** Opening Material for the task block **
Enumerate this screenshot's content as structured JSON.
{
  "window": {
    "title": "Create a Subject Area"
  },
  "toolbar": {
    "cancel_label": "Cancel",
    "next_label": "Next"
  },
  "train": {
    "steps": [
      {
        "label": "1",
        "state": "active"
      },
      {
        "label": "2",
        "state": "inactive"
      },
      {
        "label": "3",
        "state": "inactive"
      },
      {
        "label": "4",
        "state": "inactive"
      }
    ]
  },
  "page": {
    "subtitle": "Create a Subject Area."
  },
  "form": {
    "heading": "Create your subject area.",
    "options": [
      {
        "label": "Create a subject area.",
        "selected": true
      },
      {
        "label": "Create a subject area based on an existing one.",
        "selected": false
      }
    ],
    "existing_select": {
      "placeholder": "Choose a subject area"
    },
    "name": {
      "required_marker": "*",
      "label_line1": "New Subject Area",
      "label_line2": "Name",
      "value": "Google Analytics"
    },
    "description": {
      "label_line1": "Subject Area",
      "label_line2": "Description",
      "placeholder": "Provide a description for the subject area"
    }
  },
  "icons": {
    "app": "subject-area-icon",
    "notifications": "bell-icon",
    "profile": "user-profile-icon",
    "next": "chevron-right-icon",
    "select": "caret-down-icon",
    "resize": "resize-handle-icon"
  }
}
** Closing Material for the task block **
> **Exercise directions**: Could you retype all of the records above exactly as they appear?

> **Written answer**:
Enumerate this screenshot's content as structured JSON.
{
  "window": {
    "title": "Create a Subject Area"
  },
  "toolbar": {
    "cancel_label": "Cancel",
    "next_label": "Next"
  },
  "train": {
    "steps": [
      {
        "label": "1",
        "state": "active"
      },
      {
        "label": "2",
        "state": "inactive"
      },
      {
        "label": "3",
        "state": "inactive"
      },
      {
        "label": "4",
        "state": "inactive"
      }
    ]
  },
  "page": {
    "subtitle": "Create a Subject Area."
  },
  "form": {
    "heading": "Create your subject area.",
    "options": [
      {
        "label": "Create a subject area.",
        "selected": true
      },
      {
        "label": "Create a subject area based on an existing one.",
        "selected": false
      }
    ],
    "existing_select": {
      "placeholder": "Choose a subject area"
    },
    "name": {
      "required_marker": "*",
      "label_line1": "New Subject Area",
      "label_line2": "Name",
      "value": "Google Analytics"
    },
    "description": {
      "label_line1": "Subject Area",
      "label_line2": "Description",
      "placeholder": "Provide a description for the subject area"
    }
  },
  "icons": {
    "app": "subject-area-icon",
    "notifications": "bell-icon",
    "profile": "user-profile-icon",
    "next": "chevron-right-icon",
    "select": "caret-down-icon",
    "resize": "resize-handle-icon"
  }
}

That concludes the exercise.